This is what an award winning Wenshan Baozhong Tea looks like, in its dry leaf state, of course. Notice the uniformity in the size and coloration of the leaves. The yellow hues are only in the spine of the leaves, which would naturally protrude into a stem, but the stems have been removed, along with the larger, lighter colored, over-matured leaf stock. This uniformity of leaf material offers a pure flavor profile. It allows for a complexity of aromatic and flavor notes, but it comes from a uniform stock which is essential in producing a purity of character. This is a fundamental aspect of competition grade tea. It's not muddled. It's refined.

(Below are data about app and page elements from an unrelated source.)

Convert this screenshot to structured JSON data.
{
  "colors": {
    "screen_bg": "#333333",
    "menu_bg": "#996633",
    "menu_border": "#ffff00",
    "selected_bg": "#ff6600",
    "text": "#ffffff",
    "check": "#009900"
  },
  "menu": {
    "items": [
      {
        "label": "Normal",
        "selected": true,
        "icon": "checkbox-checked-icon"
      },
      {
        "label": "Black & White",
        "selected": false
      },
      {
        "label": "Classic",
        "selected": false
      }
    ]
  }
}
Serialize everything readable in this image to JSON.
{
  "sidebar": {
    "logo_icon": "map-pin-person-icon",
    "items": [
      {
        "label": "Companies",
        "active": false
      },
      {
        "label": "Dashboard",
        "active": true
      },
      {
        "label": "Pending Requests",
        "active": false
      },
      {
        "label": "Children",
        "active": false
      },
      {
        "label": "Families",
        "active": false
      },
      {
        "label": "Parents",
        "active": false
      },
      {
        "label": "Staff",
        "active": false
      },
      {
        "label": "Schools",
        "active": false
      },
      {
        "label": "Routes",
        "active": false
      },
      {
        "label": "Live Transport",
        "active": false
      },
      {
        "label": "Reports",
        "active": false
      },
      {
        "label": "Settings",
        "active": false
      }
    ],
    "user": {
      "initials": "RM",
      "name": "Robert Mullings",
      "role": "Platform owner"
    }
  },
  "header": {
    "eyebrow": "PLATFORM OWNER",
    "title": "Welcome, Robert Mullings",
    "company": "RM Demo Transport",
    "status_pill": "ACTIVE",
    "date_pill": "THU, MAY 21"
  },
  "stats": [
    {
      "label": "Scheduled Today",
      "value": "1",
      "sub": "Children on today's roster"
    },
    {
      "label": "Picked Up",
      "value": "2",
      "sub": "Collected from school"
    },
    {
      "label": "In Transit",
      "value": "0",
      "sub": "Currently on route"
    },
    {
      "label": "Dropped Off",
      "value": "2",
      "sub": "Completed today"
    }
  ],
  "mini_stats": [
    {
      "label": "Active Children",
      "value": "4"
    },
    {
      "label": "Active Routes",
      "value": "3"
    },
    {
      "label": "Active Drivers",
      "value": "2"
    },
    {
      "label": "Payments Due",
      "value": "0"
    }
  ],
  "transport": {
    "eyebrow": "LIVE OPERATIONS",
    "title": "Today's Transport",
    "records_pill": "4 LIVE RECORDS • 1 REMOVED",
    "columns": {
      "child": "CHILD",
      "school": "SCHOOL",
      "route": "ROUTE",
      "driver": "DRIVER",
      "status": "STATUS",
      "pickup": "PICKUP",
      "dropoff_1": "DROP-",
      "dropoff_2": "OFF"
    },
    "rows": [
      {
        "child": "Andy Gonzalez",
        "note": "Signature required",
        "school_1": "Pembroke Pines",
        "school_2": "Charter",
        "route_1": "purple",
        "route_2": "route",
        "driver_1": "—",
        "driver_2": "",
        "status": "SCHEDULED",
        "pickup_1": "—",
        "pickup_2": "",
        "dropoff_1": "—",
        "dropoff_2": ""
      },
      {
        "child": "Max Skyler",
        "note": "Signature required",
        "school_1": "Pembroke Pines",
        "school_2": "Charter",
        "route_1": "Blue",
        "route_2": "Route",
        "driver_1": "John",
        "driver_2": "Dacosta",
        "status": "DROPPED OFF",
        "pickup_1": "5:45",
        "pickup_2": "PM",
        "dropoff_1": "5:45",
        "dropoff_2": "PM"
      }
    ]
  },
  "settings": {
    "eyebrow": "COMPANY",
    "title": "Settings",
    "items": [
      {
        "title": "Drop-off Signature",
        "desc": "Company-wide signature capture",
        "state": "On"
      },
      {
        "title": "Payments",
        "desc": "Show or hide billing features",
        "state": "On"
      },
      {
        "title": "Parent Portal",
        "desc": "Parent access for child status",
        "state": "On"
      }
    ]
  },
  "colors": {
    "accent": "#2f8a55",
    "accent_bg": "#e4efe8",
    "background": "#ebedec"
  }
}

Batch #55 of the Eco-Cha Tea Club is an award-winning Wenshan Baozhong Tea that was entered in the recent spring tea competition of the local Farmers' Association. Preparation for competition involves removing the bulkier stems from the leaves, and also sorting the leaves by coloration to achieve the most uniform stock of leaf material possible.